# Work required:
Print every entry exactly as written.
Top of Extracted data
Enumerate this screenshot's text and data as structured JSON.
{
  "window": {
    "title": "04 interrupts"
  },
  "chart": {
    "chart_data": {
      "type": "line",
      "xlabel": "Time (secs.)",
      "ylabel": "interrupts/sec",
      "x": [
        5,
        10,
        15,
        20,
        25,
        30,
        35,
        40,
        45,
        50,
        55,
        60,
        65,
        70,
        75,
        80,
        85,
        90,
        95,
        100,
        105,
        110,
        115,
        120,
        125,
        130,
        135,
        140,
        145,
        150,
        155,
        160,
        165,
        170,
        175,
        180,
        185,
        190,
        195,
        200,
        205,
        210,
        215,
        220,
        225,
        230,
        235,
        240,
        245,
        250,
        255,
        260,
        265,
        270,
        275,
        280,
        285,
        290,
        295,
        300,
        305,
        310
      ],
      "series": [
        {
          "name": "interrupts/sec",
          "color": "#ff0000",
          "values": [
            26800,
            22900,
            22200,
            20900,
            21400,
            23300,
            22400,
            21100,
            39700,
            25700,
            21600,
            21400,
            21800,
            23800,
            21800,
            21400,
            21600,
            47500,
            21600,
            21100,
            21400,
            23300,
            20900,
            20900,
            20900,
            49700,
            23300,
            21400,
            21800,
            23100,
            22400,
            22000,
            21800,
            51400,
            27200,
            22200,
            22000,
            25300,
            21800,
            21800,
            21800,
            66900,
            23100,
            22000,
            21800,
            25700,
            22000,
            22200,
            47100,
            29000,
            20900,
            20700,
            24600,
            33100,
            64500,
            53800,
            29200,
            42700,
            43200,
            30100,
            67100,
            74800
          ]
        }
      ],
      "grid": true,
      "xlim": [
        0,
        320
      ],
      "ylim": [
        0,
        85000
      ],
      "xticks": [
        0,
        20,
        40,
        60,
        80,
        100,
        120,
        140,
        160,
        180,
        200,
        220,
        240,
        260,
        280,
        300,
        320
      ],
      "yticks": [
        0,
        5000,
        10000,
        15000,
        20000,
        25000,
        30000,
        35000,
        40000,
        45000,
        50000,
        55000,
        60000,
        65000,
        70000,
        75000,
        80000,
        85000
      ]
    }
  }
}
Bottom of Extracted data
# Result:
Enumerate this screenshot's text and data as structured JSON.
{
  "window": {
    "title": "04 interrupts"
  },
  "chart": {
    "chart_data": {
      "type": "line",
      "xlabel": "Time (secs.)",
      "ylabel": "interrupts/sec",
      "x": [
        5,
        10,
        15,
        20,
        25,
        30,
        35,
        40,
        45,
        50,
        55,
        60,
        65,
        70,
        75,
        80,
        85,
        90,
        95,
        100,
        105,
        110,
        115,
        120,
        125,
        130,
        135,
        140,
        145,
        150,
        155,
        160,
        165,
        170,
        175,
        180,
        185,
        190,
        195,
        200,
        205,
        210,
        215,
        220,
        225,
        230,
        235,
        240,
        245,
        250,
        255,
        260,
        265,
        270,
        275,
        280,
        285,
        290,
        295,
        300,
        305,
        310
      ],
      "series": [
        {
          "name": "interrupts/sec",
          "color": "#ff0000",
          "values": [
            26800,
            22900,
            22200,
            20900,
            21400,
            23300,
            22400,
            21100,
            39700,
            25700,
            21600,
            21400,
            21800,
            23800,
            21800,
            21400,
            21600,
            47500,
            21600,
            21100,
            21400,
            23300,
            20900,
            20900,
            20900,
            49700,
            23300,
            21400,
            21800,
            23100,
            22400,
            22000,
            21800,
            51400,
            27200,
            22200,
            22000,
            25300,
            21800,
            21800,
            21800,
            66900,
            23100,
            22000,
            21800,
            25700,
            22000,
            22200,
            47100,
            29000,
            20900,
            20700,
            24600,
            33100,
            64500,
            53800,
            29200,
            42700,
            43200,
            30100,
            67100,
            74800
          ]
        }
      ],
      "grid": true,
      "xlim": [
        0,
        320
      ],
      "ylim": [
        0,
        85000
      ],
      "xticks": [
        0,
        20,
        40,
        60,
        80,
        100,
        120,
        140,
        160,
        180,
        200,
        220,
        240,
        260,
        280,
        300,
        320
      ],
      "yticks": [
        0,
        5000,
        10000,
        15000,
        20000,
        25000,
        30000,
        35000,
        40000,
        45000,
        50000,
        55000,
        60000,
        65000,
        70000,
        75000,
        80000,
        85000
      ]
    }
  }
}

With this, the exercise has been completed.